Cyber-Attacks are Scary – Here’s How to Prevent Them
October is Cyber Security Awareness Month
It’s an annual tradition at Metro for employees to dress up in costume and decorate individual departments and branches in celebration of Halloween. Over the years, we have seen Disney characters and superheroes, bandits and athletes, kittens, and cows, and in 2018, the award-winning Metro Speakeasy, which brought us back to the 1920s when bootleg liquor, jazz, and flappers were the norm.
Halloween is certainly an opportunity for creativity and fun, and in many cases, an excuse to lean into spooky season and scare yourself silly. Turns out, Americans are spooked by more than just goblins, ghouls, and zombies – many of our members report that identity theft and cyber attacks are a major, if not downright scary, concern. As you celebrate Halloween today and recognize the final day of Cyber Security Awareness Month, here are three ways to protect yourself against the terrifying idea of a cyber-attack:
Think before you click
Be thorough when reviewing links and attachments. If there is a typo in a URL or the content looks unusual, you should trust your gut and delete the email or contact the apparent sender to determine if the link is legitimate. Many scammers pose as relatives, friends, colleagues, or popular businesses to trick you into trusting them. Remember that businesses – especially financial institutions like Metro – won’t ask for confidential information in an email or prompt you to share it through a suspicious link.
Use strong passwords and change them regularly
Yes, pet names, birthdays, and anniversaries are easy to remember, but including identifying information in your password makes it easy for scammers to crack the code. A lot of personal information, like birthdays, addresses, and phone numbers, is available in the public domain. Many of us also share personal information like the names of our children or pets on social media which can easily be matched back to other information in a data breach. Consider a password management tool (here’s a list of free ones) to keep track of multiple, unique passwords. And remember – don’t use the same password for multiple websites or accounts. If a scammer figures it out, they’ll have access to information across many of your platforms.
Educate yourself and your family members on common threats – like “social engineering” and “phishing” and the associated risks. Metro provides extensive resources through our Financial Wellness and Education center, including an online module focused on identity theft – one of the worst and scariest outcomes of a cyber-attack..
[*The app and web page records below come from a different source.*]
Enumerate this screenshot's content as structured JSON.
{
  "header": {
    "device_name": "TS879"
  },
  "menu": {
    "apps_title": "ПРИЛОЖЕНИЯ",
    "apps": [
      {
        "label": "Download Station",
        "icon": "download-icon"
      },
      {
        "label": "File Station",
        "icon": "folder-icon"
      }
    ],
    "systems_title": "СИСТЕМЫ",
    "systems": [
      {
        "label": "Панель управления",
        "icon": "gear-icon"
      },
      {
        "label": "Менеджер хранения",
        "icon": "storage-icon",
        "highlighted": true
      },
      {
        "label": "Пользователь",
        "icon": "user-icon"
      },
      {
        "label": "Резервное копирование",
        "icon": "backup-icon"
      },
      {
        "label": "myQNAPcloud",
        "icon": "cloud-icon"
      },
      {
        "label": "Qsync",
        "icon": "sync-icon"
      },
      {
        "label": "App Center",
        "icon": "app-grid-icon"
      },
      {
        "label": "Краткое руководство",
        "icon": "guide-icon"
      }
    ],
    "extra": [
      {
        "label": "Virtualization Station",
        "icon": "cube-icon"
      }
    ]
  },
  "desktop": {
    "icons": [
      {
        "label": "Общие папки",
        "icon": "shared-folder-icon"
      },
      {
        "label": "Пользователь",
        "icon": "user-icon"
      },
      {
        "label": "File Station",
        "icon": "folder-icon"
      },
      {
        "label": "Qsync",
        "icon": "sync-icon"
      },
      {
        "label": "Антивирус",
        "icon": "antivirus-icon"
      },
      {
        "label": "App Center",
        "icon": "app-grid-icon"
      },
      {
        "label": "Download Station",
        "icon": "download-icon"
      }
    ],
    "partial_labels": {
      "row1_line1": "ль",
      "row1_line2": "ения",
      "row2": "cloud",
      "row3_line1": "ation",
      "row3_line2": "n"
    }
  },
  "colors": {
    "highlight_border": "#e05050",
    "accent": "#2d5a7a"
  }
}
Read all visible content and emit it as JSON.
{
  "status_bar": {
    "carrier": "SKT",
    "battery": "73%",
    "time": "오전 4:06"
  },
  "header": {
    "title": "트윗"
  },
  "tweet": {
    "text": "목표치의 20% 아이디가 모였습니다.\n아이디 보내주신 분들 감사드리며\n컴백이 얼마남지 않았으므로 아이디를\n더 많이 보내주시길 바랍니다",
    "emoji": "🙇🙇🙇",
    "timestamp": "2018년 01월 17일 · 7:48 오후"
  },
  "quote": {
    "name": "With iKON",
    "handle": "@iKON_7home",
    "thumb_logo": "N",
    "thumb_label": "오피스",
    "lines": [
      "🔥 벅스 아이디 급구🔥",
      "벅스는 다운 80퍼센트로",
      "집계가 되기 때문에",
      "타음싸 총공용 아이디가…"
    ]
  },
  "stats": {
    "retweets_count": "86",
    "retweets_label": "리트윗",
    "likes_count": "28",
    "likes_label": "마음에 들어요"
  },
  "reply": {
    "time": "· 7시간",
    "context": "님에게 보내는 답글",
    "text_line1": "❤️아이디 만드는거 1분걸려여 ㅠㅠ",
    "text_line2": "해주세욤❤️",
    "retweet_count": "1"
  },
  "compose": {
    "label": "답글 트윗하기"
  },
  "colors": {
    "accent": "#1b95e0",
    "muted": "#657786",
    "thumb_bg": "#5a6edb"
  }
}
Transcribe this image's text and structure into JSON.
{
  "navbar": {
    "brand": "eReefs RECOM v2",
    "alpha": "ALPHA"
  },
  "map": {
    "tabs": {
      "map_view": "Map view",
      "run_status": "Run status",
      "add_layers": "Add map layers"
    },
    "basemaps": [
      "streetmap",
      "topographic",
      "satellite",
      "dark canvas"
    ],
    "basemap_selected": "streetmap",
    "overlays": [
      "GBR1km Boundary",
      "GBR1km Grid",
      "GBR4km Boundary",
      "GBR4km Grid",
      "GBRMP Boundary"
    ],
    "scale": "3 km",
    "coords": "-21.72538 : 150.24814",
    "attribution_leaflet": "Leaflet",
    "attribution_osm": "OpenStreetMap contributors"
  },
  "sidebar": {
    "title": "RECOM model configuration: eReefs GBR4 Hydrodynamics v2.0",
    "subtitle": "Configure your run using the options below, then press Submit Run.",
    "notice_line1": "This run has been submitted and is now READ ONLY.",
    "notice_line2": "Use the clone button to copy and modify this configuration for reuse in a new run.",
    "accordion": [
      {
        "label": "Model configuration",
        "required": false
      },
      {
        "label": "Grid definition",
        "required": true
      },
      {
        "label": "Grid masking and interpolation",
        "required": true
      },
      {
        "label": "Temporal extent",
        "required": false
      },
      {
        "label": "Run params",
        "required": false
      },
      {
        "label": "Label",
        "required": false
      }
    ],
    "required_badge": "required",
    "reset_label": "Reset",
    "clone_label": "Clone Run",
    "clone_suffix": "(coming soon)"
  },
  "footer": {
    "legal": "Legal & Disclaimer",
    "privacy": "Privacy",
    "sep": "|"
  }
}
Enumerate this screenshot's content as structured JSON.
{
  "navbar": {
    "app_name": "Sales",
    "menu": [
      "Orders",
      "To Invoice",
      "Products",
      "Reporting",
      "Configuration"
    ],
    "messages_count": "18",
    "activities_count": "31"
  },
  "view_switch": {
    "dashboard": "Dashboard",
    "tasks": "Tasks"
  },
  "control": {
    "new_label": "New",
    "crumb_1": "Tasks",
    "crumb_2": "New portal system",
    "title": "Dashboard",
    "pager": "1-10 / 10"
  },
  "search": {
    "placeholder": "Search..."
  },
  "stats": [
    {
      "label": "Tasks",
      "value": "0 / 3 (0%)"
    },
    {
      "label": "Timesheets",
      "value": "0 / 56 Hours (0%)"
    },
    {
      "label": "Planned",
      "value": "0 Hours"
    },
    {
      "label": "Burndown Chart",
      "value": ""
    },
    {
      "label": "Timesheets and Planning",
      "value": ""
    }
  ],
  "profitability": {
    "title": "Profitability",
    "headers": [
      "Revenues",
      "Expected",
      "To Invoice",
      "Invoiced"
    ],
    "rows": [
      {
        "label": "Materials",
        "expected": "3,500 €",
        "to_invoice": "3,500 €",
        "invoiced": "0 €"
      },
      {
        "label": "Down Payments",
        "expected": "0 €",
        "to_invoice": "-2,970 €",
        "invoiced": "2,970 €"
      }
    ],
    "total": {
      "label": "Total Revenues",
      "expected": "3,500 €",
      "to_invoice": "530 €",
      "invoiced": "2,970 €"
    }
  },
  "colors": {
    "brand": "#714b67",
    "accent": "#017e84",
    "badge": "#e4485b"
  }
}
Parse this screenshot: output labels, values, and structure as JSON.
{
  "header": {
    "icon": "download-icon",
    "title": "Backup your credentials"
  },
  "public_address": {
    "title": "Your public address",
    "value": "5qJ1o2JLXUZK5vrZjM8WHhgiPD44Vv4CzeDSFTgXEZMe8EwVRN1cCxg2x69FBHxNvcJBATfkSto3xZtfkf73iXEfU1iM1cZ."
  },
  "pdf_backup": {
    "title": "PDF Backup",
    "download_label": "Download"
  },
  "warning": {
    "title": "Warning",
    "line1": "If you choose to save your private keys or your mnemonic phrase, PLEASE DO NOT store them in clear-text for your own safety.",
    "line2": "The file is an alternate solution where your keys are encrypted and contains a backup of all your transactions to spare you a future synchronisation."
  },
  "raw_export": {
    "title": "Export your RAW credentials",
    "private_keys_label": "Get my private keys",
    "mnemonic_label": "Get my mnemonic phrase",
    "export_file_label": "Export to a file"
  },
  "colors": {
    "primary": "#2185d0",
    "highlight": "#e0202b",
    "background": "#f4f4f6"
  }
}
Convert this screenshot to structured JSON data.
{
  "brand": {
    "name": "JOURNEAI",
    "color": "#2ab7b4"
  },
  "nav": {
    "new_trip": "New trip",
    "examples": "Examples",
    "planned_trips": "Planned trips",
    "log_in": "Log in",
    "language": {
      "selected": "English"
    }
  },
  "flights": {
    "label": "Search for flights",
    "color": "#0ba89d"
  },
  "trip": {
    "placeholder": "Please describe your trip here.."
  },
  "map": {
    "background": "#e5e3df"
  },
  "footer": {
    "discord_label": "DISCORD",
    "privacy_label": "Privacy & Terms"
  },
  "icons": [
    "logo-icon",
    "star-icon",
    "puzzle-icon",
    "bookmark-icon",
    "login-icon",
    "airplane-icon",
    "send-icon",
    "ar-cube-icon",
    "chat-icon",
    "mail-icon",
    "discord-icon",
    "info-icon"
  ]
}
I hope you enjoy celebrating Halloween with friends and family today. I wish all you more “treats” than “tricks,” and always encourage you to stay healthy and safe – both outside in your neighborhoods and online in your digital life.